[H/t to Mashable's Christina Warren, who wrote this up yesterday. We independently arrived at the same place and had not seen Christina's writeup. - Ed.]
Have you signed up for Amazon Cloud? It's a newly launched service that offers 5 GB of free online cloud storage and affordable paid plans up to 1 TB. Competing with Dropbox, Amazon Cloud takes measures one step further -- integrating with its online store to provide over-the-air media access, like SugarSync, Mougg and AudioBox.
Unlike those latter services, however, Amazon Cloud provides media storage for free -- so long as you purchase that media from the Amazon store. Your Amazon music will not eat away at the free 5 GB that come with the basic plan.
If you're hoping to play your Cloud music on your iPhone or iPad, you might be put off by the user interface, which offers an MP3 icon but no play/pause button -- the way that it does on your Flash-enabled home computer. Fear not. There is a workaround.
Start by navigating using the Folders presentation on the bottom left of the Cloud Drive screen. It's the most effective way to move through your drive on your iPad or other iOS device without running into snags from Flash-based elements.
Instead of using play/pause, once you've navigated to your music, tap the check box next to the item name, and then tap Download. Mobile Safari connects to the resource and then starts playing the MP3 file back natively using an embedded player.
It may not be as lovely to look at as the unified music list GUI, but in our tests, we were able to play back a variety of music formats, not just MP3.
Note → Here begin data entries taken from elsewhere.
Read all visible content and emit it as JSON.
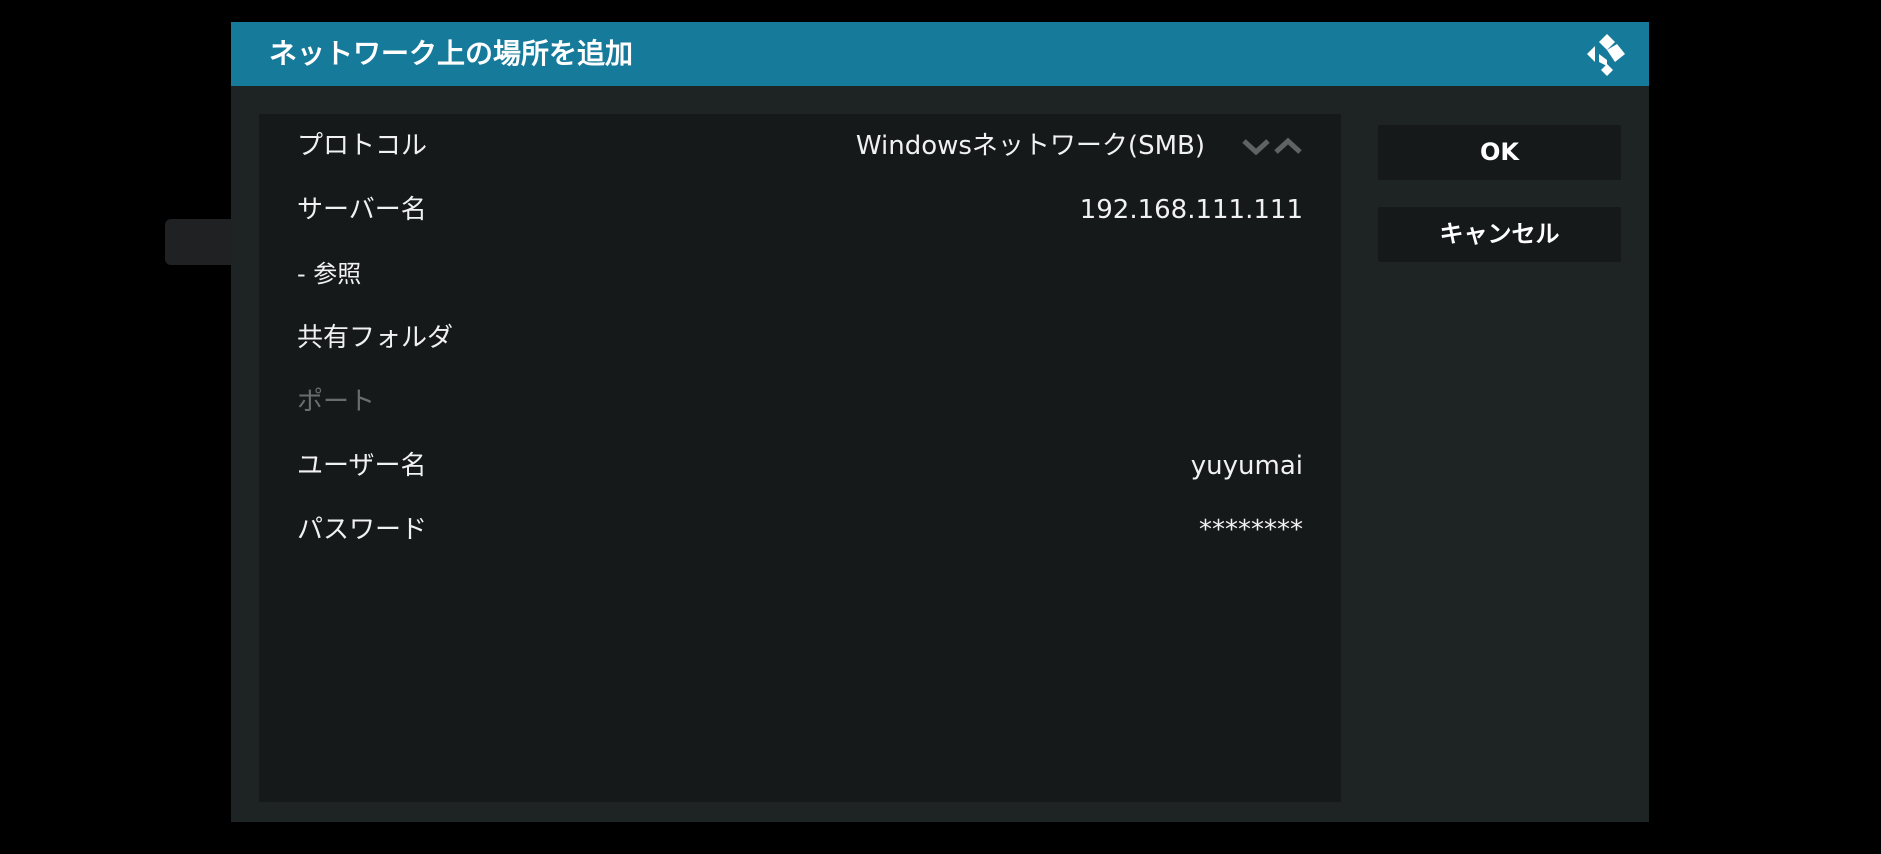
{
  "dialog": {
    "title": "ネットワーク上の場所を追加",
    "logo_icon": "kodi-logo-icon"
  },
  "settings": [
    {
      "label": "プロトコル",
      "value": "Windowsネットワーク(SMB)",
      "has_spinner": true,
      "enabled": true
    },
    {
      "label": "サーバー名",
      "value": "192.168.111.111",
      "enabled": true
    },
    {
      "label": "- 参照",
      "value": "",
      "enabled": true
    },
    {
      "label": "共有フォルダ",
      "value": "",
      "enabled": true
    },
    {
      "label": "ポート",
      "value": "",
      "enabled": false
    },
    {
      "label": "ユーザー名",
      "value": "yuyumai",
      "enabled": true
    },
    {
      "label": "パスワード",
      "value": "********",
      "enabled": true
    }
  ],
  "spinner": {
    "down_icon": "chevron-down-icon",
    "up_icon": "chevron-up-icon"
  },
  "buttons": {
    "ok_label": "OK",
    "cancel_label": "キャンセル"
  },
  "colors": {
    "header": "#167a9a",
    "dialog_bg": "#1e2324",
    "panel_bg": "#15191a",
    "text": "#f1f1f1",
    "disabled_text": "#6a6d6e"
  }
}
I went ahead and purchased a copy of Natalie Maines' new "God Only Knows" track from iTunes, which downloaded as an m4a MPEG-4 Audio Layer file. When tapped, it completely downloaded, and then presented the following "Open in" options. I went ahead and opened it in VLC, where it immediately started playback.
Unfortunately, the complete download/transfer-to-app process sort of kills the whole "Streaming from the Cloud" paradigm. It can occupy a lot of space on your device, and you cannot add the music to your iTunes library. (Well, to be honest, yes, you can, but not through any Apple approved methods at this time.) You may want to delete the downloaded files after playback. Be aware that some apps handle "Open in" functionality and the system Inbox better than others.
If you stick to MP3 files, however, you don't have to worry about "Open in." The files play back in Safari and you can tap the "Back" button to return to your Cloud Drive homepage. You still have to wait for them to download to play back, but at least your music will be available for you to listen to wherever you are.
Pro tip: When purchasing music, add it to your Cloud Drive first and only then download it from your Cloud Drive to your computer. When you download immediately, you lose the "add to your Cloud Drive for free" option.